* Your assignment:
Every record has to be written out exactly, with no line missing.

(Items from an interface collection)
============

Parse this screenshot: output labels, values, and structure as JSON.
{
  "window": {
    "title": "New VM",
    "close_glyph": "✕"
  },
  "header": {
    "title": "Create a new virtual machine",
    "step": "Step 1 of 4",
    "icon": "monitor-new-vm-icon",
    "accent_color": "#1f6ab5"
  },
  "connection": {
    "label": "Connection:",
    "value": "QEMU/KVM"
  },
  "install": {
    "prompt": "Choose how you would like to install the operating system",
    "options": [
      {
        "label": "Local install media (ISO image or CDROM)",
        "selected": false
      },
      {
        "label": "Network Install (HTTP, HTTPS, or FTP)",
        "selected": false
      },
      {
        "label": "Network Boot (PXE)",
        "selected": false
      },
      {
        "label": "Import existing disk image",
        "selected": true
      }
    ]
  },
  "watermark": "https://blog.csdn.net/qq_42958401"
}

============

* Task answer:
Parse this screenshot: output labels, values, and structure as JSON.
{
  "window": {
    "title": "New VM",
    "close_glyph": "✕"
  },
  "header": {
    "title": "Create a new virtual machine",
    "step": "Step 1 of 4",
    "icon": "monitor-new-vm-icon",
    "accent_color": "#1f6ab5"
  },
  "connection": {
    "label": "Connection:",
    "value": "QEMU/KVM"
  },
  "install": {
    "prompt": "Choose how you would like to install the operating system",
    "options": [
      {
        "label": "Local install media (ISO image or CDROM)",
        "selected": false
      },
      {
        "label": "Network Install (HTTP, HTTPS, or FTP)",
        "selected": false
      },
      {
        "label": "Network Boot (PXE)",
        "selected": false
      },
      {
        "label": "Import existing disk image",
        "selected": true
      }
    ]
  },
  "watermark": "https://blog.csdn.net/qq_42958401"
}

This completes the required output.